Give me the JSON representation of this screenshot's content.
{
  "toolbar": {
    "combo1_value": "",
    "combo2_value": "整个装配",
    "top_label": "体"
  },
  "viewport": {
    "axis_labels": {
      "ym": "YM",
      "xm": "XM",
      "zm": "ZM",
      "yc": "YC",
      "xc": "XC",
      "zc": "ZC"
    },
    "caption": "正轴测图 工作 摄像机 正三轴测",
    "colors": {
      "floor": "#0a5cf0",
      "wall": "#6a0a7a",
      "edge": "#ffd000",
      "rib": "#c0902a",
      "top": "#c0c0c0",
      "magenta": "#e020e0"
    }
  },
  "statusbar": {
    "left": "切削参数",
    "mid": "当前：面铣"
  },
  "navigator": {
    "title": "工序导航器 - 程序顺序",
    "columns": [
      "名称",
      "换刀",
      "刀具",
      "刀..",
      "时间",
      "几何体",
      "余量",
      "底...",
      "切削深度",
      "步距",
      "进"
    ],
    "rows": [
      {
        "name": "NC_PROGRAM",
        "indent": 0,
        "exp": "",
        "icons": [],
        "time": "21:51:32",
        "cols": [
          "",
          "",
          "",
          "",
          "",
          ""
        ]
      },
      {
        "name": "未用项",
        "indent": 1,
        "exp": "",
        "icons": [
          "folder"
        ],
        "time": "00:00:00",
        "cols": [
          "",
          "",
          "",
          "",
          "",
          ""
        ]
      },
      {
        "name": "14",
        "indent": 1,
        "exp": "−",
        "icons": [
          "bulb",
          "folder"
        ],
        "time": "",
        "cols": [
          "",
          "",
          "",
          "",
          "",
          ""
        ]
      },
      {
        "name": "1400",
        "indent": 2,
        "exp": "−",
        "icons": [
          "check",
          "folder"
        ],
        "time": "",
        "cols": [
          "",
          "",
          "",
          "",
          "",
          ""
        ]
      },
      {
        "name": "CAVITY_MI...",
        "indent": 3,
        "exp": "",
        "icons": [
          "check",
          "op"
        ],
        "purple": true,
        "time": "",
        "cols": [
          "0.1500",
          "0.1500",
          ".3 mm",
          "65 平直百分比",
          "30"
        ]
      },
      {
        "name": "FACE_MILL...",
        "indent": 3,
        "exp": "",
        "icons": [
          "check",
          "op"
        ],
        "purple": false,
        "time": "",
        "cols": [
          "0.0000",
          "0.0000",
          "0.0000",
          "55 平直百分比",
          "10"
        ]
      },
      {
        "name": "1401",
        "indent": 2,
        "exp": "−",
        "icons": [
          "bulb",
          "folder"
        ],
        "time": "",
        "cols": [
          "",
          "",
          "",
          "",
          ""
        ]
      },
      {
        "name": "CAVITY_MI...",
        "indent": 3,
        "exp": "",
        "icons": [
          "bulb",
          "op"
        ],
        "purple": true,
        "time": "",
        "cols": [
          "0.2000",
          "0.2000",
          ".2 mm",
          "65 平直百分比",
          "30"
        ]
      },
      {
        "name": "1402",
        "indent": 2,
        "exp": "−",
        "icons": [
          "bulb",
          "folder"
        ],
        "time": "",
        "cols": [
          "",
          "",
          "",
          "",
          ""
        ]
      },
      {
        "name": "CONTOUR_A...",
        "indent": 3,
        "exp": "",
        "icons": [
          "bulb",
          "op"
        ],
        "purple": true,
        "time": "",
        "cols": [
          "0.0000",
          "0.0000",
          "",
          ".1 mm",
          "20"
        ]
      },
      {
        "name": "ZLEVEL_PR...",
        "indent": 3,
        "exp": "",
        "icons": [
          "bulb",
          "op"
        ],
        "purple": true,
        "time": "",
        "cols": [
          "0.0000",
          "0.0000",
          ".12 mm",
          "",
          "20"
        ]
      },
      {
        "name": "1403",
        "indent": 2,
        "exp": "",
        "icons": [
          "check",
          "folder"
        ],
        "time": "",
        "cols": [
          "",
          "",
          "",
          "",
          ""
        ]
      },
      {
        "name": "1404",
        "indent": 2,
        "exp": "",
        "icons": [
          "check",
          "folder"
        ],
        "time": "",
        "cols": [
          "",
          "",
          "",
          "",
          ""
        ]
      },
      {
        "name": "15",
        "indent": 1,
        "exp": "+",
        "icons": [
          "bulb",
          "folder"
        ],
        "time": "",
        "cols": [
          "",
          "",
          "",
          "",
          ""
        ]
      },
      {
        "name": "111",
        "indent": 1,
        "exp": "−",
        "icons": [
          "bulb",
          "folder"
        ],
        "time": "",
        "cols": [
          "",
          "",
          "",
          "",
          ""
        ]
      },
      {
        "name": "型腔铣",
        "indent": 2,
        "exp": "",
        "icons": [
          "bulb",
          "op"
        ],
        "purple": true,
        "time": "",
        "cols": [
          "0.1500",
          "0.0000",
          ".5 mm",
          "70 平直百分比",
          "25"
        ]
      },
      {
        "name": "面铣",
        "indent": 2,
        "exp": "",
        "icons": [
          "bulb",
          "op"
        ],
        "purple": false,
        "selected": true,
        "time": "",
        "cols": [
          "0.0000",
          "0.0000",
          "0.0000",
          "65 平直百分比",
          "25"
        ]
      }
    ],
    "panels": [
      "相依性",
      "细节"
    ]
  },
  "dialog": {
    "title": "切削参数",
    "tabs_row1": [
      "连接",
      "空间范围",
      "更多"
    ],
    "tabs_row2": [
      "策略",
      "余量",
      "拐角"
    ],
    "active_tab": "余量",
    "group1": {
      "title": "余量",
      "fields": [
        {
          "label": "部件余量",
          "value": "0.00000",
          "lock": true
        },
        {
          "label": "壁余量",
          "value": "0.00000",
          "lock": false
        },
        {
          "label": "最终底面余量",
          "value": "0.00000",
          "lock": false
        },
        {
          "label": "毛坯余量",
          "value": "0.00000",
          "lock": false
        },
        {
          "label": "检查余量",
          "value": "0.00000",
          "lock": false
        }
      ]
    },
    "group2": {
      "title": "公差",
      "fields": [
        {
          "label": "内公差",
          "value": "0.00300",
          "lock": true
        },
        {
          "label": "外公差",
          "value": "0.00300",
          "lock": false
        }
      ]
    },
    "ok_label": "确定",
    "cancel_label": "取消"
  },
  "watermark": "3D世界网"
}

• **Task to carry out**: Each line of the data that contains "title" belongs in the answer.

• **Result of the task**:
    "title": "工序导航器 - 程序顺序",
    "title": "切削参数",
      "title": "余量",
      "title": "公差",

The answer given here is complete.